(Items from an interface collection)
____

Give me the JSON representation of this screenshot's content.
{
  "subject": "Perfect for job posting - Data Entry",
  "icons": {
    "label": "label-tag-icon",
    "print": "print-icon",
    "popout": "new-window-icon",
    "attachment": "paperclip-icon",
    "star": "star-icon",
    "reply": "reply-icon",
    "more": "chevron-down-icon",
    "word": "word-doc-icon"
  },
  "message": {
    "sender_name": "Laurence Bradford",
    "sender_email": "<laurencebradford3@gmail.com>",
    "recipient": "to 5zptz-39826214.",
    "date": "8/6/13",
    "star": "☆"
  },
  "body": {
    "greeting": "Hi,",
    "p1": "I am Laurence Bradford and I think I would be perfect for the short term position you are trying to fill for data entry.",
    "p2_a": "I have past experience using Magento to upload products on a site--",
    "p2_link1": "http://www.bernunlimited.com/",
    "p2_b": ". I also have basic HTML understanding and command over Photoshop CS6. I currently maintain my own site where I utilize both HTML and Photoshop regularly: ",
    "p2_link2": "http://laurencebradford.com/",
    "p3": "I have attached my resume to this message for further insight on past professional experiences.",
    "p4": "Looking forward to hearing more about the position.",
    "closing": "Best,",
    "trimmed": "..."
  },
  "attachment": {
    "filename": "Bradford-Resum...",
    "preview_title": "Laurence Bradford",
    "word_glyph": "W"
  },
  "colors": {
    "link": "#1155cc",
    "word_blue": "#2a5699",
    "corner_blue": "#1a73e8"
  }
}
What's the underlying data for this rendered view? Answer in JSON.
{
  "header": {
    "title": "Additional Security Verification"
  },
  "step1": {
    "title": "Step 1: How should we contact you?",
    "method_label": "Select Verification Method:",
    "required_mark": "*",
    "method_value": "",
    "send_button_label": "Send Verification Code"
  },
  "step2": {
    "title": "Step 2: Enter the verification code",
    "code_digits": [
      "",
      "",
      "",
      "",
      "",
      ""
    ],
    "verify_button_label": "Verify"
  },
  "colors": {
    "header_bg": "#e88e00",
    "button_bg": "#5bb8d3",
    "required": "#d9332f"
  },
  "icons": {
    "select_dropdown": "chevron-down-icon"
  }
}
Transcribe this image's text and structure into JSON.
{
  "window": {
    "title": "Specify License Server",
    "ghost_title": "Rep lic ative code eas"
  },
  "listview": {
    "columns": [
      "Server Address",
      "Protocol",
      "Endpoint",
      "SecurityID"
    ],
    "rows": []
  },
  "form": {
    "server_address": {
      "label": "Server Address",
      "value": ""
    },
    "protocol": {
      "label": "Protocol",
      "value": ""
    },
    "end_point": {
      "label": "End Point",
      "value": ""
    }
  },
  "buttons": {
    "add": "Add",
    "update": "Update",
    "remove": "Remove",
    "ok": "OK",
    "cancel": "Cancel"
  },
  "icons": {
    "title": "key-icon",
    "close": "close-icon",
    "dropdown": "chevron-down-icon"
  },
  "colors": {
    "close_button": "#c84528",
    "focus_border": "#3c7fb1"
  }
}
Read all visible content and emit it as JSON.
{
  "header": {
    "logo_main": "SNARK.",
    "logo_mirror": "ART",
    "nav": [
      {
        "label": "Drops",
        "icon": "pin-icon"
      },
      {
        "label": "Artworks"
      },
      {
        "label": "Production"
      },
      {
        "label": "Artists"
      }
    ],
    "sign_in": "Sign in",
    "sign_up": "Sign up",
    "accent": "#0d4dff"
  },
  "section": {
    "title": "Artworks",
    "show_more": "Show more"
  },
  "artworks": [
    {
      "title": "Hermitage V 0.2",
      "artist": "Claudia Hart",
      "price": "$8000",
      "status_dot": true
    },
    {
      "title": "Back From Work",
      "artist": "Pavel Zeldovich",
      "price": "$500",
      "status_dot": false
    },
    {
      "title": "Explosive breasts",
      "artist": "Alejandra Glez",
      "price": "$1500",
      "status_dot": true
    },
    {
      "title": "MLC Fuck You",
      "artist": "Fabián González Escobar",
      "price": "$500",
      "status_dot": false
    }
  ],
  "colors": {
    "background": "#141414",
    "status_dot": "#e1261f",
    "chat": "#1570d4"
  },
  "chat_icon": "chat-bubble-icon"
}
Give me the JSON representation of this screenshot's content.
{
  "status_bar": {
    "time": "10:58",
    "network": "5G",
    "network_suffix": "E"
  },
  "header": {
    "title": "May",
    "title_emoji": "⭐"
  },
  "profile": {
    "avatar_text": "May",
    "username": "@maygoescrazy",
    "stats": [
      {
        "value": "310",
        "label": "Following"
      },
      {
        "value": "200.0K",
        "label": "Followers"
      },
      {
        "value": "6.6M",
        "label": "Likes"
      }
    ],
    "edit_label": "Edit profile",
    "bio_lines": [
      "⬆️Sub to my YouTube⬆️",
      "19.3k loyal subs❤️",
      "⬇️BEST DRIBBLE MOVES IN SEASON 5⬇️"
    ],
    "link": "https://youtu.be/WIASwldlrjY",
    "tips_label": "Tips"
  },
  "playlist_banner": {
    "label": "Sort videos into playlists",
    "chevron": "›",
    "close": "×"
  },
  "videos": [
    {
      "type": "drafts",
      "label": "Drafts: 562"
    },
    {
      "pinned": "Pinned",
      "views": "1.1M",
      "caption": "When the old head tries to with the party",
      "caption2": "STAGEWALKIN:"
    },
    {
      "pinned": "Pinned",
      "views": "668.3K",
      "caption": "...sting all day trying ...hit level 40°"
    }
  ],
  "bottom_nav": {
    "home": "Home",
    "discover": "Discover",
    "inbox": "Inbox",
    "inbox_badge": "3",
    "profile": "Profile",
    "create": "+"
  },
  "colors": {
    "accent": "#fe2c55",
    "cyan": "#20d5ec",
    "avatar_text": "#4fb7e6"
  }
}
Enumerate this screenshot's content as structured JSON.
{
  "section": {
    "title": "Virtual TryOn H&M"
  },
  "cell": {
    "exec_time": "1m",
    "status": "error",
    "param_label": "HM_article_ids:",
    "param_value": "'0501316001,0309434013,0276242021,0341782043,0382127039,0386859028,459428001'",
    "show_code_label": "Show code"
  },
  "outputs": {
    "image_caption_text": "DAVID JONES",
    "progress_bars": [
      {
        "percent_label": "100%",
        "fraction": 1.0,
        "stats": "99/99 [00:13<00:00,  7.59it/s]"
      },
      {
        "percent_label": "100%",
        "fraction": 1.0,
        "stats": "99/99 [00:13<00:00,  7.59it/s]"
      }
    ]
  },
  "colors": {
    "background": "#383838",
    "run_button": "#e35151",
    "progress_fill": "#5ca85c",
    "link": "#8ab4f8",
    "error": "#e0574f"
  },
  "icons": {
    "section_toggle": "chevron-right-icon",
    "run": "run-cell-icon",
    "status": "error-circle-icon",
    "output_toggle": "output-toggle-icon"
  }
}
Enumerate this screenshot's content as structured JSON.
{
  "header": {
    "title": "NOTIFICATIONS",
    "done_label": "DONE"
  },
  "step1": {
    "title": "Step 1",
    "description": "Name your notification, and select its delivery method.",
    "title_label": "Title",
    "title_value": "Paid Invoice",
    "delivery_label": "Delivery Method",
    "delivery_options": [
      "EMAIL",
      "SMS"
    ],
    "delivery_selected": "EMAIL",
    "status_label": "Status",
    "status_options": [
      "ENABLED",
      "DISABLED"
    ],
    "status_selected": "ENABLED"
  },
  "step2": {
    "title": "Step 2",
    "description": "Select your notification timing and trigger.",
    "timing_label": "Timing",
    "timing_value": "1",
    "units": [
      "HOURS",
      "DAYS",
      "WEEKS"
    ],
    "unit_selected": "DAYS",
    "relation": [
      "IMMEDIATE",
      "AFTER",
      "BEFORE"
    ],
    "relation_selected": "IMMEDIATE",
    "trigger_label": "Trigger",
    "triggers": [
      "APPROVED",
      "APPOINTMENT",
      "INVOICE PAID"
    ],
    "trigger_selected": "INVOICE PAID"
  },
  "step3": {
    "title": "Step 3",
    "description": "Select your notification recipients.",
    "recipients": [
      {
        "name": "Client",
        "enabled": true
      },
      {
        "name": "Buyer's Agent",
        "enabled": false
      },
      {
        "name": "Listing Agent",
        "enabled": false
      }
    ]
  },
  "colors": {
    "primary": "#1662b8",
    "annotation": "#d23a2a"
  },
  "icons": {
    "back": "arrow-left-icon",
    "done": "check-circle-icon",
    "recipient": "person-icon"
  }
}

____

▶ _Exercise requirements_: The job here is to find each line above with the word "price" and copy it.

▶ _Output_:
      "price": "$8000",
      "price": "$500",
      "price": "$1500",
      "price": "$500",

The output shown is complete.